Diagnosing contemporary conservatism's ills.
“Conservatism–as a philosophical, cultural, and political project–does in fact have boundaries, and those have been set by the cluster of ideas offered by such giants as Burke, Lincoln, Chesterton, Lewis, Hayek, Chambers, Friedman, Kirk, Weaver, Gilder, Buckley, and Reagan. There are, of course, disagreements among these thinkers and their followers, but there is an identifiable stream of thought. It informs our understanding of human nature, families, civil society, just government, and markets.
“What contemporary conservatism has lost–especially in its Hannitized and Coulterized manifestations of superficial ranting–is the connection to a paternity that is necessary so that its intellectual DNA may be passed on to its progeny.

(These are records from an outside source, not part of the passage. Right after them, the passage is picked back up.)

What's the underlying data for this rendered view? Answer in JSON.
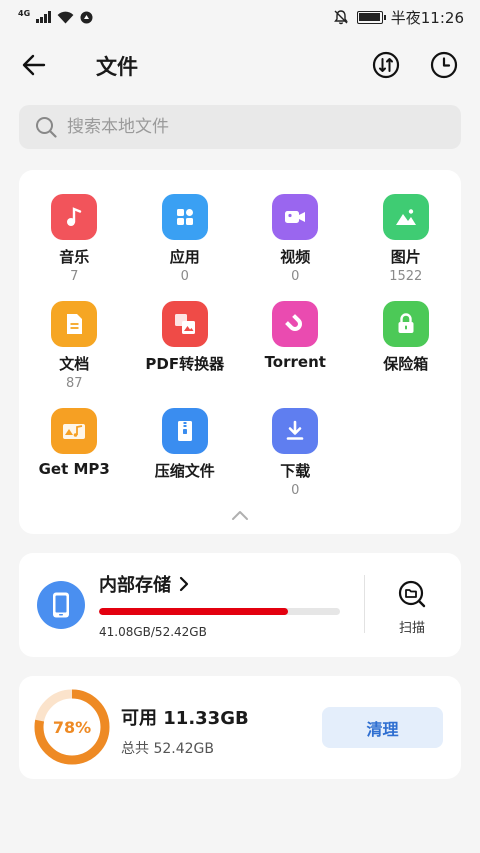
{
  "status_bar": {
    "network": "4G",
    "time": "半夜11:26"
  },
  "header": {
    "title": "文件"
  },
  "search": {
    "placeholder": "搜索本地文件"
  },
  "categories": [
    {
      "label": "音乐",
      "count": "7",
      "icon": "music-icon",
      "color": "#f2545b"
    },
    {
      "label": "应用",
      "count": "0",
      "icon": "apps-icon",
      "color": "#3aa0f3"
    },
    {
      "label": "视频",
      "count": "0",
      "icon": "video-icon",
      "color": "#9a66ef"
    },
    {
      "label": "图片",
      "count": "1522",
      "icon": "image-icon",
      "color": "#3fcc73"
    },
    {
      "label": "文档",
      "count": "87",
      "icon": "document-icon",
      "color": "#f6a623"
    },
    {
      "label": "PDF转换器",
      "count": "",
      "icon": "pdf-converter-icon",
      "color": "#ef4b47"
    },
    {
      "label": "Torrent",
      "count": "",
      "icon": "torrent-magnet-icon",
      "color": "#ea4bb0"
    },
    {
      "label": "保险箱",
      "count": "",
      "icon": "lock-icon",
      "color": "#4cc957"
    },
    {
      "label": "Get MP3",
      "count": "",
      "icon": "get-mp3-icon",
      "color": "#f6a023"
    },
    {
      "label": "压缩文件",
      "count": "",
      "icon": "zip-icon",
      "color": "#3a8df0"
    },
    {
      "label": "下载",
      "count": "0",
      "icon": "download-icon",
      "color": "#5f7ef0"
    }
  ],
  "storage": {
    "title": "内部存储",
    "used_text": "41.08GB/52.42GB",
    "used_fraction": 0.784,
    "scan_label": "扫描"
  },
  "available": {
    "percent_label": "78%",
    "percent": 0.78,
    "title": "可用 11.33GB",
    "total": "总共 52.42GB",
    "clean_label": "清理"
  },
  "colors": {
    "accent_red": "#e3000f",
    "ring_orange": "#ee8a24",
    "button_blue": "#2f6fd1"
  }
}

The Hannitys, the Coulters, and to a lesser extent the Ingrahams, of the conservative world are intellectual mules without deep knowledge of their own patrimony. They speak of their beliefs as if they were mere beliefs whose instantiation in the culture and government can only be the result of the willful exercise of power inspired by mobs organized by them via Talk Radio and Fox TV. I have no doubt that these political celebs sincerely believe their beliefs are true. But that’s not the problem. The problem is that they do not seem to have any inclination to present arguments for these beliefs in a way that is carefully crafted, cheerfully presented, and persuasively offered. Unlike the giants from whom they received their intellectual inheritance, they think only of today and tomorrow, but not of a decade or even three decades from now. Their point seems always to embarrass their liberal guest or opponent or to come up with a clever, sit-com like, one-liner to keep their audiences amused. They don’t seem to want to plant the seeds of intellectual curiosity to inspire others. They confuse moving people with a movement of people. They want a choir without a cathedral. … [more]